Moody's Investors Service, which less than two years ago gave Fresno an Aa2 credit rating and declared the city's finances to be "very strong," has since downgraded the city's bonds step by step, culminating in a recent drop to a subpar level. Moody's cited a big general fund deficit, high payrolls and other fixed costs and a struggling local economy.
Nobody's uttered the B-word – bankruptcy – yet in Fresno, but clearly if it cannot meet all of its obligations, that becomes an alternative, just as it did in Stockton and San Bernardino. The key to Fresno's immediate future obviously is the trash collection franchise, which promises the city $1.5 million in immediate cash, plus $200,000 a month.

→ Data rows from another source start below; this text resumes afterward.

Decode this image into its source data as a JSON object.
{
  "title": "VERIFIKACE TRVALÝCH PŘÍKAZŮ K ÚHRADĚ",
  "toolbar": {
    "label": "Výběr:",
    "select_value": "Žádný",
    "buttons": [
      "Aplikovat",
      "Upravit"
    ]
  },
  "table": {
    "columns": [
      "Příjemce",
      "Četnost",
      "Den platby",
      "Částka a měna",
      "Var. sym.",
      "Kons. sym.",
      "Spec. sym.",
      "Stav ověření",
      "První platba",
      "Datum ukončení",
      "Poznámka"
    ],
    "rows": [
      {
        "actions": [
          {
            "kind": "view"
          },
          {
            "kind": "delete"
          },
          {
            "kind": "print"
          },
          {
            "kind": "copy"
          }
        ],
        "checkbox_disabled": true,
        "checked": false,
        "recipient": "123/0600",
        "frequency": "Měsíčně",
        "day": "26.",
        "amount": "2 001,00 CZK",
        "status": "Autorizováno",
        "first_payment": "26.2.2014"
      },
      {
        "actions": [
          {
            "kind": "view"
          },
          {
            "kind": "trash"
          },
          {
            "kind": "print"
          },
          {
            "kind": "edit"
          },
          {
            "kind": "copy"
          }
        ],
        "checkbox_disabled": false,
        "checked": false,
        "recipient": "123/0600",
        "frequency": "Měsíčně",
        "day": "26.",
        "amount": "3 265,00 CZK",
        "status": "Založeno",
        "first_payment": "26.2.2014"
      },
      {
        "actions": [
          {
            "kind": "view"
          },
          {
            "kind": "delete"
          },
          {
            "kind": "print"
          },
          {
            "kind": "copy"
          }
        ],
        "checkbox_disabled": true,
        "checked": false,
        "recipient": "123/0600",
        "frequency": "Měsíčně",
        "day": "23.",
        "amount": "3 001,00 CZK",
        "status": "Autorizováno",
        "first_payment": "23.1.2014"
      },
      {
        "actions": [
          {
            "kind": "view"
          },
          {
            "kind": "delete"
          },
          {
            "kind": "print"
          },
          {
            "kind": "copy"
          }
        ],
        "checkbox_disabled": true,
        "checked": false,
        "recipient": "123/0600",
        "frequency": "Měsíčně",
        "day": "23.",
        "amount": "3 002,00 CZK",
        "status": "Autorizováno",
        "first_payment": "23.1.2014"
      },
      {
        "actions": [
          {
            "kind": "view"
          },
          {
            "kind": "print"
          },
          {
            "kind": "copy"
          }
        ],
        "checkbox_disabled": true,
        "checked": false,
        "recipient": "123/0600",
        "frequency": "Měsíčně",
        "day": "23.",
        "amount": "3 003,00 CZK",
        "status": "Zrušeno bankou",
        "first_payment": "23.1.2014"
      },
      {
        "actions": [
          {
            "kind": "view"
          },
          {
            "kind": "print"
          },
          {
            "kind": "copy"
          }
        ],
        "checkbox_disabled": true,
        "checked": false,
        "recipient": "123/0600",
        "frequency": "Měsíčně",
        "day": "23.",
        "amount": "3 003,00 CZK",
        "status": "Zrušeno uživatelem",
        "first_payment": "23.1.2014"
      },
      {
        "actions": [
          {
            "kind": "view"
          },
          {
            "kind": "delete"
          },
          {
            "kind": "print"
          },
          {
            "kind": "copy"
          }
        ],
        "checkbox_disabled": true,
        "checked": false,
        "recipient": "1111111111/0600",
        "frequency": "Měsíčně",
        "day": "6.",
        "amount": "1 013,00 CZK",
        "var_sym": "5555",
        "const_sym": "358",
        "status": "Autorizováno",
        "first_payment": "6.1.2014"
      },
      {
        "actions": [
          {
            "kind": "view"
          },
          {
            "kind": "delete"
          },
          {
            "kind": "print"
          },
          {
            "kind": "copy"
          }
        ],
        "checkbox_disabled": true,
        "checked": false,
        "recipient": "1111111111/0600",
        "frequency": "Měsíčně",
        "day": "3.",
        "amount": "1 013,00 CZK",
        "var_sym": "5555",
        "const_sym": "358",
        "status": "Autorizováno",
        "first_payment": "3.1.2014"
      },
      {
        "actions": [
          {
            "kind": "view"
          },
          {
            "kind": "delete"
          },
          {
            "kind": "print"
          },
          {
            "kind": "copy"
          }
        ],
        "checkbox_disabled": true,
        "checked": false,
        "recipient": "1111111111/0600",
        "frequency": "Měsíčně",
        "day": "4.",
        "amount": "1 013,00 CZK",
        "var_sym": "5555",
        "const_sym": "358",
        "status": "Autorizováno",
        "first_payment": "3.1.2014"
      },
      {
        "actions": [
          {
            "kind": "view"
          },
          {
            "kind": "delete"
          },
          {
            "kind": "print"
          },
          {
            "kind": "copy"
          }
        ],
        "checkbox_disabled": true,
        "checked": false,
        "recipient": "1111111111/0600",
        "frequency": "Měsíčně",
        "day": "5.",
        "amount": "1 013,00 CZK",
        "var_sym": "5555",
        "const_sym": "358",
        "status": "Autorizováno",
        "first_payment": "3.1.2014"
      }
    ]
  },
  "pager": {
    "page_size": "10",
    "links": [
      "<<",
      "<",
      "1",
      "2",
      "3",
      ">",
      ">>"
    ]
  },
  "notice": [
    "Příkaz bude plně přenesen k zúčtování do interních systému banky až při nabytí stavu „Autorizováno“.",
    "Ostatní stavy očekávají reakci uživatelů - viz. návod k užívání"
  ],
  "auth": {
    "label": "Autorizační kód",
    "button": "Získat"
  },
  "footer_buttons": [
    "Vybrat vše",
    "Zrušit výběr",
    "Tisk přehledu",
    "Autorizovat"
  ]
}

But Fresno is also becoming ground zero for public employee union opposition to privatization of public services at any level of government.
Tuesday, February 12, 2013
Dan Walters: Fresno joins the ranks of troubled California cities
Dan Walters on Fresno fiasco.